Just a few degrees fluctuation can mean the difference between snow flurries and icy roads. Temperatures will continue to rise to the high 30s towards the end of the week leaving Tuesday as the coldest day. Between Wednesday night and Thursday by noon, meteorologists forecast a 50 percent chance of precipitation - a percentage McKay said worries him.
A DOT spokesperson said brine will be applied to the roads starting 7 a.m. Tuesday, and Wednesday night they will reevaluate the weather conditions and decide from there what needs to happen next.
Some of central North Carolina saw snow flurries that didn’t stick Monday morning.
“What a doozy of a week we’ve got,” said WRAL meteorologist Elizabeth Gardner. “Brace yourself for another round of unseasonably cold air, which will likely last through Christmas.”
Richmond County Schools’ transportation system will be monitoring the roads and weather conditions Wednesday morning around 2 a.m. and the district will decide by 5 a.m. if schools will remain open, have a two-hour delay or close for the day. Ashley Simmons, public information officer for Richmond County schools, said three local TV stations as well as all four radio stations will broadcast the announcements. She said the schools’ websites are being outfitted with a link to weather information.
Meanwhile, the western part of the state continues to receive heavy snow, “expected to bring dangerous travel conditions and power outages” to the mountains, according to WRAL.
McKay expressed concern for those who work outside, and those without jobs.
“Times are hard enough as it is,” McKay said. He sees a “vicious cycle” in the lives of people who work paycheck to paycheck and struggle to make ends meet in the colder months.”
He said experiencing two or three days of cold weather seems tame compared to two weeks of freezing weather, which can keep people from earning their wages.

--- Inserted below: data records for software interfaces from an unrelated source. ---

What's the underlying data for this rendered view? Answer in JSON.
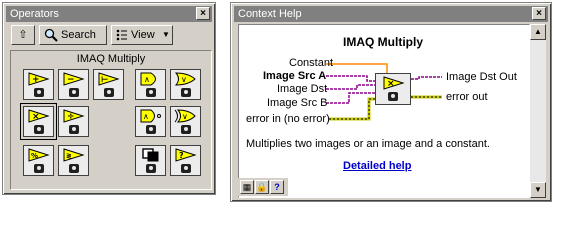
{
  "operators_window": {
    "title": "Operators",
    "up_button_label": "⇧",
    "search_label": "Search",
    "view_label": "View",
    "palette_title": "IMAQ Multiply",
    "items": [
      {
        "name": "add"
      },
      {
        "name": "subtract"
      },
      {
        "name": "subtract-constant"
      },
      {
        "name": "and"
      },
      {
        "name": "or"
      },
      {
        "name": "multiply"
      },
      {
        "name": "divide"
      },
      {
        "name": "nand"
      },
      {
        "name": "xor"
      },
      {
        "name": "modulo"
      },
      {
        "name": "compare"
      },
      {
        "name": "mask"
      },
      {
        "name": "logic-diff"
      }
    ]
  },
  "context_help": {
    "title": "Context Help",
    "function_title": "IMAQ Multiply",
    "inputs": {
      "constant": "Constant",
      "image_src_a": "Image Src A",
      "image_dst": "Image Dst",
      "image_src_b": "Image Src B",
      "error_in": "error in (no error)"
    },
    "outputs": {
      "image_dst_out": "Image Dst Out",
      "error_out": "error out"
    },
    "description": "Multiplies two images or an image and a constant.",
    "link_label": "Detailed help",
    "colors": {
      "wire_image": "#8b008b",
      "wire_error": "#c8c800",
      "wire_constant": "#ff8c00",
      "link": "#0000cc",
      "icon_yellow": "#ffff00"
    }
  }
}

With holiday bills, doctors visits and mounting power bills, the weather can have a severe economic impact on some people.

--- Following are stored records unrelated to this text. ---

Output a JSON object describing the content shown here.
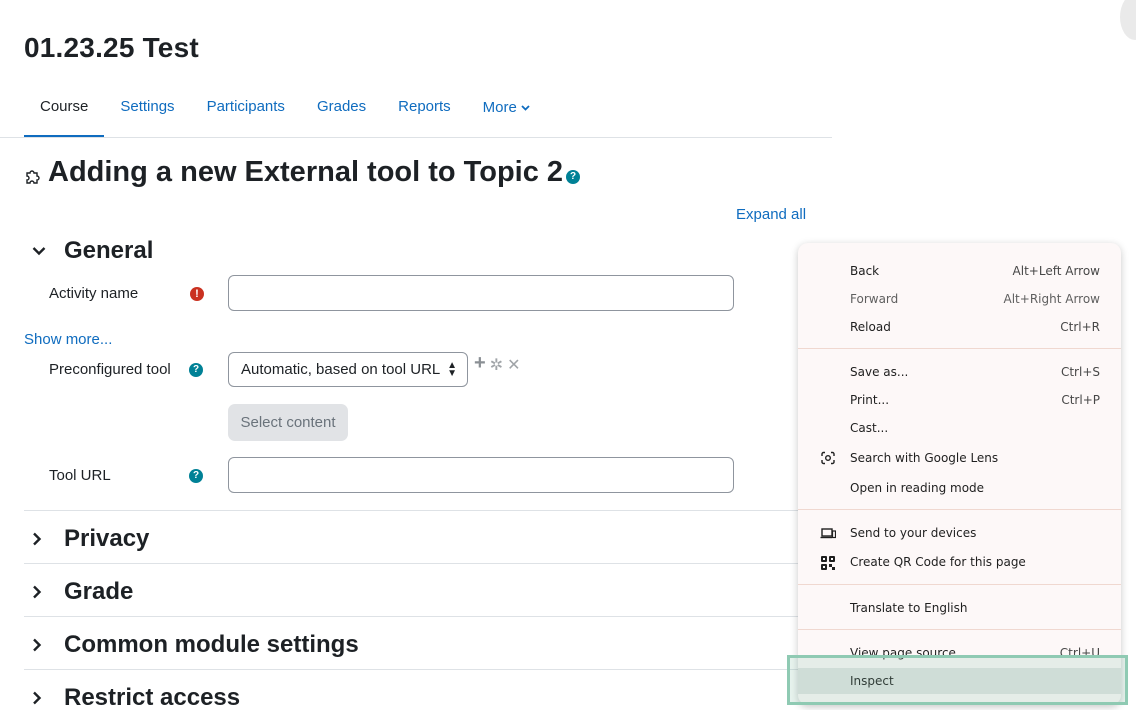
{
  "course_title": "01.23.25 Test",
  "nav": {
    "items": [
      {
        "label": "Course",
        "active": true
      },
      {
        "label": "Settings"
      },
      {
        "label": "Participants"
      },
      {
        "label": "Grades"
      },
      {
        "label": "Reports"
      },
      {
        "label": "More"
      }
    ]
  },
  "page": {
    "heading": "Adding a new External tool to Topic 2",
    "help_glyph": "?",
    "expand_all": "Expand all"
  },
  "general": {
    "title": "General",
    "activity_name_label": "Activity name",
    "required_glyph": "!",
    "show_more": "Show more...",
    "preconfigured_label": "Preconfigured tool",
    "preconfigured_value": "Automatic, based on tool URL",
    "select_content": "Select content",
    "tool_url_label": "Tool URL"
  },
  "sections": {
    "privacy": "Privacy",
    "grade": "Grade",
    "common": "Common module settings",
    "restrict": "Restrict access"
  },
  "context_menu": {
    "back": {
      "label": "Back",
      "shortcut": "Alt+Left Arrow"
    },
    "forward": {
      "label": "Forward",
      "shortcut": "Alt+Right Arrow"
    },
    "reload": {
      "label": "Reload",
      "shortcut": "Ctrl+R"
    },
    "save_as": {
      "label": "Save as...",
      "shortcut": "Ctrl+S"
    },
    "print": {
      "label": "Print...",
      "shortcut": "Ctrl+P"
    },
    "cast": {
      "label": "Cast..."
    },
    "lens": {
      "label": "Search with Google Lens"
    },
    "reading": {
      "label": "Open in reading mode"
    },
    "send": {
      "label": "Send to your devices"
    },
    "qr": {
      "label": "Create QR Code for this page"
    },
    "translate": {
      "label": "Translate to English"
    },
    "view_source": {
      "label": "View page source",
      "shortcut": "Ctrl+U"
    },
    "inspect": {
      "label": "Inspect"
    }
  },
  "colors": {
    "link": "#0f6cbf",
    "required": "#ca3120",
    "help": "#008196",
    "highlight": "#8fcab3"
  }
}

Staff Writer Dawn Kurry can be reached at (910)997-3111 ext. 15, or by e-mail at firstname.lastname@example.org.